- [Dataset entries]:
▬▬▬▬▬▬▬▬▬▬

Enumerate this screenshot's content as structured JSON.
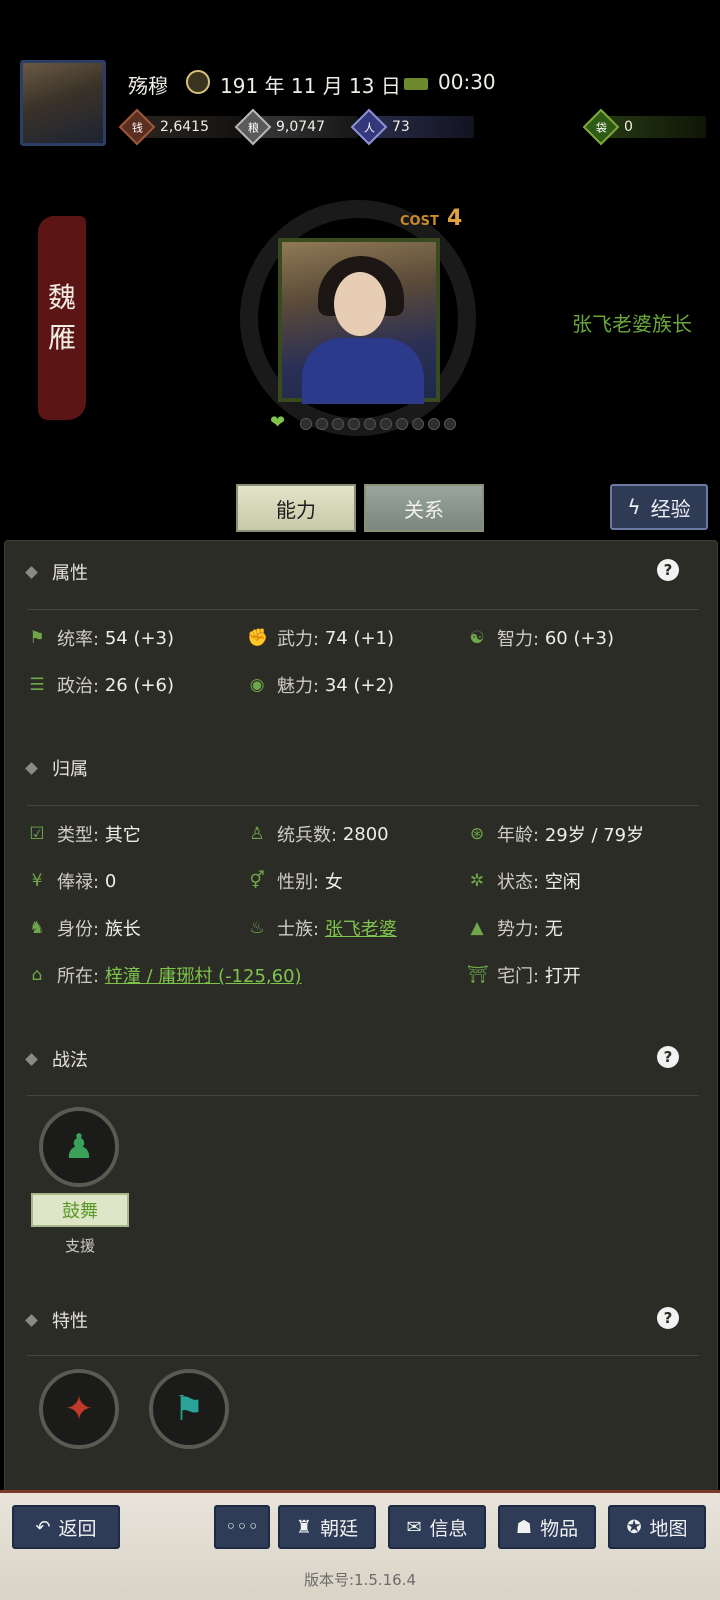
{
  "header": {
    "player_name": "殇穆",
    "date": "191 年 11 月 13 日",
    "time": "00:30",
    "resources": [
      {
        "name": "copper-coins",
        "value": "2,6415",
        "color": "#7a3d2a"
      },
      {
        "name": "grain",
        "value": "9,0747",
        "color": "#8a8a8a"
      },
      {
        "name": "population",
        "value": "73",
        "color": "#3b3f8a"
      },
      {
        "name": "bag",
        "value": "0",
        "color": "#3a6a1a"
      }
    ]
  },
  "hero": {
    "name_chars": [
      "魏",
      "雁"
    ],
    "cost_label": "COST",
    "cost_value": "4",
    "clan_title": "张飞老婆族长",
    "loyalty_dots": 10
  },
  "tabs": {
    "ability": "能力",
    "relation": "关系",
    "experience": "经验"
  },
  "attributes": {
    "title": "属性",
    "help": "?",
    "items": [
      {
        "label": "统率:",
        "value": "54 (+3)",
        "icon": "flag-icon"
      },
      {
        "label": "武力:",
        "value": "74 (+1)",
        "icon": "fist-icon"
      },
      {
        "label": "智力:",
        "value": "60 (+3)",
        "icon": "brain-icon"
      },
      {
        "label": "政治:",
        "value": "26 (+6)",
        "icon": "scroll-icon"
      },
      {
        "label": "魅力:",
        "value": "34 (+2)",
        "icon": "eye-icon"
      }
    ]
  },
  "belonging": {
    "title": "归属",
    "items": [
      {
        "label": "类型:",
        "value": "其它",
        "icon": "calendar-check-icon"
      },
      {
        "label": "统兵数:",
        "value": "2800",
        "icon": "soldier-icon"
      },
      {
        "label": "年龄:",
        "value": "29岁 / 79岁",
        "icon": "age-icon"
      },
      {
        "label": "俸禄:",
        "value": "0",
        "icon": "coin-icon"
      },
      {
        "label": "性别:",
        "value": "女",
        "icon": "gender-icon"
      },
      {
        "label": "状态:",
        "value": "空闲",
        "icon": "status-icon"
      },
      {
        "label": "身份:",
        "value": "族长",
        "icon": "identity-icon"
      },
      {
        "label": "士族:",
        "value": "张飞老婆",
        "icon": "clan-icon"
      },
      {
        "label": "势力:",
        "value": "无",
        "icon": "mountain-icon"
      },
      {
        "label": "所在:",
        "value": "梓潼 / 庸琊村 (-125,60)",
        "icon": "location-icon"
      },
      {
        "label": "宅门:",
        "value": "打开",
        "icon": "gate-icon"
      }
    ]
  },
  "tactics": {
    "title": "战法",
    "items": [
      {
        "name": "鼓舞",
        "type": "支援"
      }
    ]
  },
  "traits": {
    "title": "特性"
  },
  "bottom_bar": {
    "back": "返回",
    "more": "◦◦◦",
    "court": "朝廷",
    "info": "信息",
    "items": "物品",
    "map": "地图",
    "version": "版本号:1.5.16.4"
  }
}
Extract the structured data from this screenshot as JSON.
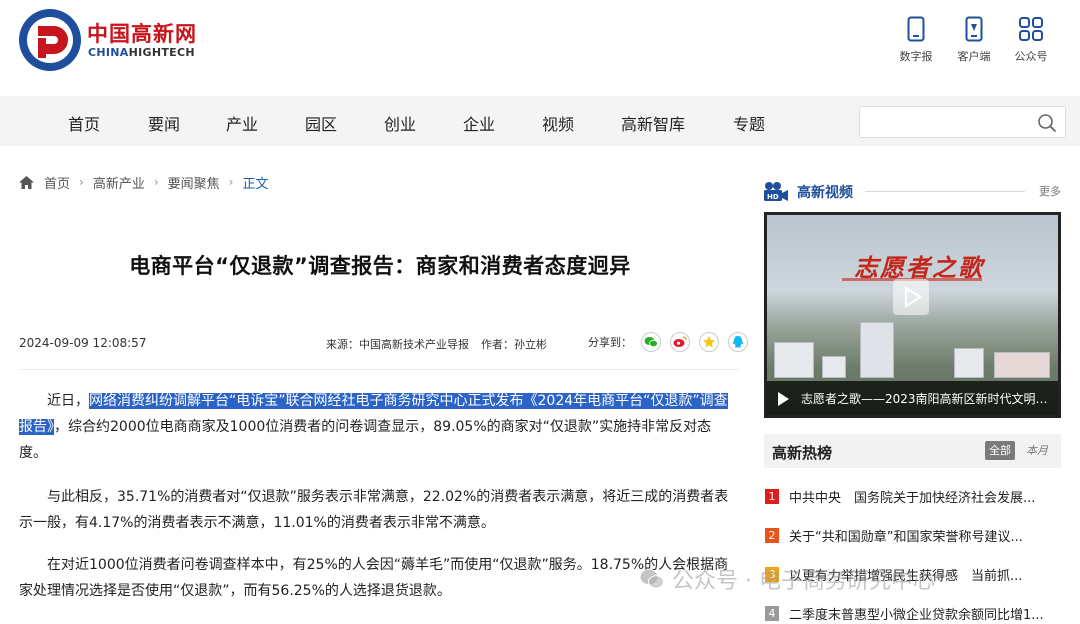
{
  "header": {
    "logo_cn": "中国高新网",
    "logo_en_1": "CHINA",
    "logo_en_2": "HIGHTECH",
    "links": [
      {
        "label": "数字报",
        "icon": "mobile-phone-icon"
      },
      {
        "label": "客户端",
        "icon": "app-phone-icon"
      },
      {
        "label": "公众号",
        "icon": "grid-apps-icon"
      }
    ]
  },
  "nav": {
    "items": [
      "首页",
      "要闻",
      "产业",
      "园区",
      "创业",
      "企业",
      "视频",
      "高新智库",
      "专题"
    ],
    "search_placeholder": ""
  },
  "breadcrumb": [
    "首页",
    "高新产业",
    "要闻聚焦",
    "正文"
  ],
  "article": {
    "title": "电商平台“仅退款”调查报告：商家和消费者态度迥异",
    "date": "2024-09-09 12:08:57",
    "source_label": "来源：中国高新技术产业导报",
    "author_label": "作者：孙立彬",
    "share_label": "分享到：",
    "p1_lead": "近日，",
    "p1_highlight": "网络消费纠纷调解平台“电诉宝”联合网经社电子商务研究中心正式发布《2024年电商平台“仅退款”调查报告》",
    "p1_rest": "，综合约2000位电商商家及1000位消费者的问卷调查显示，89.05%的商家对“仅退款”实施持非常反对态度。",
    "p2": "与此相反，35.71%的消费者对“仅退款”服务表示非常满意，22.02%的消费者表示满意，将近三成的消费者表示一般，有4.17%的消费者表示不满意，11.01%的消费者表示非常不满意。",
    "p3": "在对近1000位消费者问卷调查样本中，有25%的人会因“薅羊毛”而使用“仅退款”服务。18.75%的人会根据商家处理情况选择是否使用“仅退款”，而有56.25%的人选择退货退款。"
  },
  "sidebar": {
    "video_section": {
      "title": "高新视频",
      "more": "更多",
      "poster_text": "志愿者之歌",
      "caption": "志愿者之歌——2023南阳高新区新时代文明实..."
    },
    "hot": {
      "title": "高新热榜",
      "tab_all": "全部",
      "tab_month": "本月",
      "items": [
        {
          "rank": "1",
          "color": "#d9201c",
          "text": "中共中央　国务院关于加快经济社会发展..."
        },
        {
          "rank": "2",
          "color": "#e8531a",
          "text": "关于“共和国勋章”和国家荣誉称号建议..."
        },
        {
          "rank": "3",
          "color": "#f0a21b",
          "text": "以更有力举措增强民生获得感　当前抓..."
        },
        {
          "rank": "4",
          "color": "#9a9a9a",
          "text": "二季度末普惠型小微企业贷款余额同比增1..."
        }
      ]
    }
  },
  "watermark": "公众号 · 电子商务研究中心"
}
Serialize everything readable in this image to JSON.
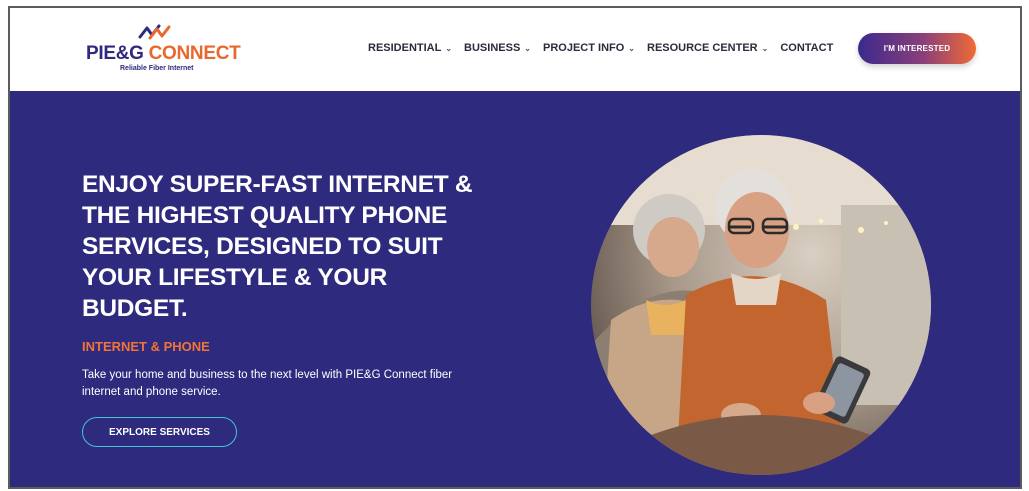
{
  "brand": {
    "name_part1": "PIE&G",
    "name_part2": "CONNECT",
    "tagline": "Reliable Fiber Internet",
    "colors": {
      "navy": "#2e2a7e",
      "orange": "#e8682e",
      "teal": "#47c3d6"
    }
  },
  "nav": {
    "items": [
      {
        "label": "RESIDENTIAL",
        "has_dropdown": true
      },
      {
        "label": "BUSINESS",
        "has_dropdown": true
      },
      {
        "label": "PROJECT INFO",
        "has_dropdown": true
      },
      {
        "label": "RESOURCE CENTER",
        "has_dropdown": true
      },
      {
        "label": "CONTACT",
        "has_dropdown": false
      }
    ],
    "dropdown_icon": "chevron-down-icon",
    "cta_label": "I'M INTERESTED"
  },
  "hero": {
    "title": "ENJOY SUPER-FAST INTERNET & THE HIGHEST QUALITY PHONE SERVICES, DESIGNED TO SUIT YOUR LIFESTYLE & YOUR BUDGET.",
    "subtitle": "INTERNET & PHONE",
    "description": "Take your home and business to the next level with PIE&G Connect fiber internet and phone service.",
    "button_label": "EXPLORE SERVICES",
    "image_icon": "couple-with-tablet-photo"
  }
}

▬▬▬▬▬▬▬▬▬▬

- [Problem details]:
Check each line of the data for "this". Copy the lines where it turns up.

- [Exercise solution]:
Enumerate this screenshot's content as structured JSON.
Extract the structured data from this screenshot as JSON.
Serialize everything readable in this image to JSON.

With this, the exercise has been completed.